### Exercise details
A single figure is required: the number of lines below that contain "this".

+++ The data

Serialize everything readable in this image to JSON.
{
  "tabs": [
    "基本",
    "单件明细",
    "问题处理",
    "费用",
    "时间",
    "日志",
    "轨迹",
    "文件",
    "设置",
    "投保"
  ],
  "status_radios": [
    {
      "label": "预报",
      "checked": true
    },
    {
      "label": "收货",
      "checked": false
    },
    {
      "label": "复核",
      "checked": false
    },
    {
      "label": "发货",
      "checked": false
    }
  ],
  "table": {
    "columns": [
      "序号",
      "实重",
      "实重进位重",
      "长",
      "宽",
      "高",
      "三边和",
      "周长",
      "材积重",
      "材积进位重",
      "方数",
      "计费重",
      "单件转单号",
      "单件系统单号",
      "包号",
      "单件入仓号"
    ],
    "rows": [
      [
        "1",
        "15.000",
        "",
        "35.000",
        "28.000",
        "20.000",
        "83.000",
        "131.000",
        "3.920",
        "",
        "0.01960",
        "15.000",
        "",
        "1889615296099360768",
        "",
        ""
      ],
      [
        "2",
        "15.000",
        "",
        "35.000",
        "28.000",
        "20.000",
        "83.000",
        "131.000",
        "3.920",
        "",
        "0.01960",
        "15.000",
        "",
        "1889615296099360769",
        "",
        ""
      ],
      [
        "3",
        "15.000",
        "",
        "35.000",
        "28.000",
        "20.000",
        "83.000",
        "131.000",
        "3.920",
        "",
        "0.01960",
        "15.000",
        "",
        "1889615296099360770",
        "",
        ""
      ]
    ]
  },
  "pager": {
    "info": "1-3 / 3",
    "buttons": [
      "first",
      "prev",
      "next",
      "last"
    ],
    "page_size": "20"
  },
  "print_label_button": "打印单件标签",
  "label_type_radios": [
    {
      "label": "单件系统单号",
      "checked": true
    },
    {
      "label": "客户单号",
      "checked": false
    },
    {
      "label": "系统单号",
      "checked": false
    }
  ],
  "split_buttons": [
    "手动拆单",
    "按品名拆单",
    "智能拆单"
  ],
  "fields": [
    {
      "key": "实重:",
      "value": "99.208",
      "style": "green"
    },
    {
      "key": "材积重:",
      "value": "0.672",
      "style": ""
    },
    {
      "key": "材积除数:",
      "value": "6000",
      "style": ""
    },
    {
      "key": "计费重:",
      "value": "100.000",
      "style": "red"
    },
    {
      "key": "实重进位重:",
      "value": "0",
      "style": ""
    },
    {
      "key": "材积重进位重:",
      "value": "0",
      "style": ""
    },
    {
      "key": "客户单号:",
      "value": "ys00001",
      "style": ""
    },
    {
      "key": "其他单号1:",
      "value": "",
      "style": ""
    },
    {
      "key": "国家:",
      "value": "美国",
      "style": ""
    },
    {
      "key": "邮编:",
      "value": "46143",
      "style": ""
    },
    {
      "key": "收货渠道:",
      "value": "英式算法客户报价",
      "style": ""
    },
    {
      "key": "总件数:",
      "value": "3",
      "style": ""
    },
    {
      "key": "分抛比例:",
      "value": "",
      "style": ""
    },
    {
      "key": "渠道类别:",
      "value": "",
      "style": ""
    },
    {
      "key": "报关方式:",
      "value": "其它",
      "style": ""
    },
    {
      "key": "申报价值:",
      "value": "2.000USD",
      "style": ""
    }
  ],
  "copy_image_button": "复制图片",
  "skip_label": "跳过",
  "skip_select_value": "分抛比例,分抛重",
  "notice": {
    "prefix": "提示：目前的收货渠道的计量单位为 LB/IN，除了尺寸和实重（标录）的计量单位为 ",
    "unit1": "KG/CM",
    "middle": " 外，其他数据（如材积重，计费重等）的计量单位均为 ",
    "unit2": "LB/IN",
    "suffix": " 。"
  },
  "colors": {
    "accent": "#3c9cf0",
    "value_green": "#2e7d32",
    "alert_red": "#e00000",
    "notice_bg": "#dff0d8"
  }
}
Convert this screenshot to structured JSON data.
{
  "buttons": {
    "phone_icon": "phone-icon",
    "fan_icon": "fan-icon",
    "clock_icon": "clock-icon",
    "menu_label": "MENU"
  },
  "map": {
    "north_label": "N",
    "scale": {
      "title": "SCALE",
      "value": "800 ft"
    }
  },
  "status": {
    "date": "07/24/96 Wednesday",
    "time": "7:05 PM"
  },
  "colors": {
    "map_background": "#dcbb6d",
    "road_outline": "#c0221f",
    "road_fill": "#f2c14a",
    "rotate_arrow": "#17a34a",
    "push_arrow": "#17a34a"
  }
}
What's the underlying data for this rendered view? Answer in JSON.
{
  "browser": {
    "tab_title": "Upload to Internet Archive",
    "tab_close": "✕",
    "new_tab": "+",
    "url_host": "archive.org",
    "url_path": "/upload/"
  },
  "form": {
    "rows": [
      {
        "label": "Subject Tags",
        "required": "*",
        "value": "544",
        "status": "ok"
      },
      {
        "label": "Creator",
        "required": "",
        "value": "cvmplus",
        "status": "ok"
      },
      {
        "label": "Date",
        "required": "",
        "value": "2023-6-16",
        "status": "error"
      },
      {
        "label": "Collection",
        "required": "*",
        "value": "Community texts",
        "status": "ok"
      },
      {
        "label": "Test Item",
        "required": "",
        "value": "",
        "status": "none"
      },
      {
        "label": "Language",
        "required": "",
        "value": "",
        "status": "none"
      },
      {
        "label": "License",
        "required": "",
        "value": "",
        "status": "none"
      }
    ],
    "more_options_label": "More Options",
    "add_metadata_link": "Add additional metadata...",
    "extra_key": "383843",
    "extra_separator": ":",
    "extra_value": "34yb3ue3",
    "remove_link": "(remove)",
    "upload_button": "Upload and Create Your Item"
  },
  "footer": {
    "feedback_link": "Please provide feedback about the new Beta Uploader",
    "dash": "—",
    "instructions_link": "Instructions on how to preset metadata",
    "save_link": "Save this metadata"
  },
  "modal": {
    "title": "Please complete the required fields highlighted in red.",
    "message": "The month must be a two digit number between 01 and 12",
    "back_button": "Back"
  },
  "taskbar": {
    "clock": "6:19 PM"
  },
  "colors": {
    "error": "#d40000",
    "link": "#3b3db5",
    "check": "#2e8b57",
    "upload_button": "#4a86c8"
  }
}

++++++

### Answer box
4